• EXERCISE OBJECTIVE:
Find the string "hair" in the data, and copy out each line that has it.

• MATERIALS PROVIDED:
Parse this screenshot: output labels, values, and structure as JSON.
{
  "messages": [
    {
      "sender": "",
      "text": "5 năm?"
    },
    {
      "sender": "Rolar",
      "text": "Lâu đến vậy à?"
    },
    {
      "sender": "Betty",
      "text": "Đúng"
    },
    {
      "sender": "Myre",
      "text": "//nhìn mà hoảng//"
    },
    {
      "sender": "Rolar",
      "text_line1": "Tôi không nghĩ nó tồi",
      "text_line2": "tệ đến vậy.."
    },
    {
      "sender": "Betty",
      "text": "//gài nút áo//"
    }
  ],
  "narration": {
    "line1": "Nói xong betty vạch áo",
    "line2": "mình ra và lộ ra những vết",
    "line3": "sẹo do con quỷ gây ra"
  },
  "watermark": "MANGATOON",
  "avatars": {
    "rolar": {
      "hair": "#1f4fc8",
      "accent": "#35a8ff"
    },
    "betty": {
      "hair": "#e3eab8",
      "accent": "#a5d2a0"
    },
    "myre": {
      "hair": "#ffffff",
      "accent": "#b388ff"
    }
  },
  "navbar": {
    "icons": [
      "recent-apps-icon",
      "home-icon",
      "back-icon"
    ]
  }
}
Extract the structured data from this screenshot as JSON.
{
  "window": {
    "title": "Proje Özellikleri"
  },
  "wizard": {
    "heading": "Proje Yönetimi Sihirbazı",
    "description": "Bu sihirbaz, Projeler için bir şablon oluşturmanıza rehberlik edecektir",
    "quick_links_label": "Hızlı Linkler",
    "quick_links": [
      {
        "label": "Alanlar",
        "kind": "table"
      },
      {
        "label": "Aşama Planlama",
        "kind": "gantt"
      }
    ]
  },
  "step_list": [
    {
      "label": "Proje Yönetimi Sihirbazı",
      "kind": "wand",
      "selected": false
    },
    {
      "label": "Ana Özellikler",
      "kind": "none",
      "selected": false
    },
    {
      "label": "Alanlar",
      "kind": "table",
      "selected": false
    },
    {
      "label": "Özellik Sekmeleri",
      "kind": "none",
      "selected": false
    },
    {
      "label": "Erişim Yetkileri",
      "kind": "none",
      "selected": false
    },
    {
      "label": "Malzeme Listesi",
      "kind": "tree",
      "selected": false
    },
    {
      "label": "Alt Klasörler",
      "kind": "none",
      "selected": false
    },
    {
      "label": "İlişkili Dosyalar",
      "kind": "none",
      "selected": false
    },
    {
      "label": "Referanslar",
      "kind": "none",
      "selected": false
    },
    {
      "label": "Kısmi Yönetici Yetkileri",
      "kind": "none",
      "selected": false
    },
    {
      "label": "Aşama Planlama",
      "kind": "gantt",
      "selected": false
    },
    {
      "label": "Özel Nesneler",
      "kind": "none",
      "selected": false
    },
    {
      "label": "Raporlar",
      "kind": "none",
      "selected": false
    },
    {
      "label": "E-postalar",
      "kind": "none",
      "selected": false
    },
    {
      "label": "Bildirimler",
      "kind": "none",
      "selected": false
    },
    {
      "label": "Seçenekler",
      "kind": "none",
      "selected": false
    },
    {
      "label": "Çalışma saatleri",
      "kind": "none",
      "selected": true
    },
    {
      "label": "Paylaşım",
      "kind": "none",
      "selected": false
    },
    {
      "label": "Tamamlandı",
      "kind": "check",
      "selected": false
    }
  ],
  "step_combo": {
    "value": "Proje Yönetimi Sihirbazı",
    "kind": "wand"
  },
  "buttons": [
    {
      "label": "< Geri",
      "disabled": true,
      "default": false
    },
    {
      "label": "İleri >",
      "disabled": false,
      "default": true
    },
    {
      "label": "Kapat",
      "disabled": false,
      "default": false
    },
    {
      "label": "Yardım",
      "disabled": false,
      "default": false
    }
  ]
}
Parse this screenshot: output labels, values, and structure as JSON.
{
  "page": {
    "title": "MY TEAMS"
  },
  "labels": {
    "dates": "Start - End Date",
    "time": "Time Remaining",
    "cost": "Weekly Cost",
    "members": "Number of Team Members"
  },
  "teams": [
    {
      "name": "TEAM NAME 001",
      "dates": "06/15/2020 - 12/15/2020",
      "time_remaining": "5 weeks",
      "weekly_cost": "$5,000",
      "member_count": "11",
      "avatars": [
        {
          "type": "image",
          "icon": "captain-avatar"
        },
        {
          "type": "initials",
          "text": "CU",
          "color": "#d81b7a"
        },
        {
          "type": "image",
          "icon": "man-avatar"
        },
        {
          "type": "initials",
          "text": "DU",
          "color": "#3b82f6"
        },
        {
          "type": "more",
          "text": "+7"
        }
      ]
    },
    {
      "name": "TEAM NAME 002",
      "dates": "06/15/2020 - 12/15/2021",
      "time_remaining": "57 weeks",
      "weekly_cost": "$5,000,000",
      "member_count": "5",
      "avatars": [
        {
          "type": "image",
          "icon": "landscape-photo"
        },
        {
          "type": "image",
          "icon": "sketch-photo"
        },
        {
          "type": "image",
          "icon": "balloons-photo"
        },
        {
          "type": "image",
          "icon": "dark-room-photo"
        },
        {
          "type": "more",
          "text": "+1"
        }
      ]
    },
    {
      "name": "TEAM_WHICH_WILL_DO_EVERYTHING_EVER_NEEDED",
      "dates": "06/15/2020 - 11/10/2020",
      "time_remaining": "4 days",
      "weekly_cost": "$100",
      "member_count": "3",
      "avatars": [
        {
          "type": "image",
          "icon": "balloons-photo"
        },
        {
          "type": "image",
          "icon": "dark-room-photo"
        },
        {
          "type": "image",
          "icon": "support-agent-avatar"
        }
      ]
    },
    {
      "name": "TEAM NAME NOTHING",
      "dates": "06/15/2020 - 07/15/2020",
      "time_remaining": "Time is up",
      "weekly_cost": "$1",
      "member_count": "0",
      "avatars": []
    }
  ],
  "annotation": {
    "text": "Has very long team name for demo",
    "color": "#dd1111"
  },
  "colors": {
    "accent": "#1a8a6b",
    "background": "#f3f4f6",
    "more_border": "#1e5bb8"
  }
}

• EXERCISE SOLUTION:
      "hair": "#1f4fc8",
      "hair": "#e3eab8",
      "hair": "#ffffff",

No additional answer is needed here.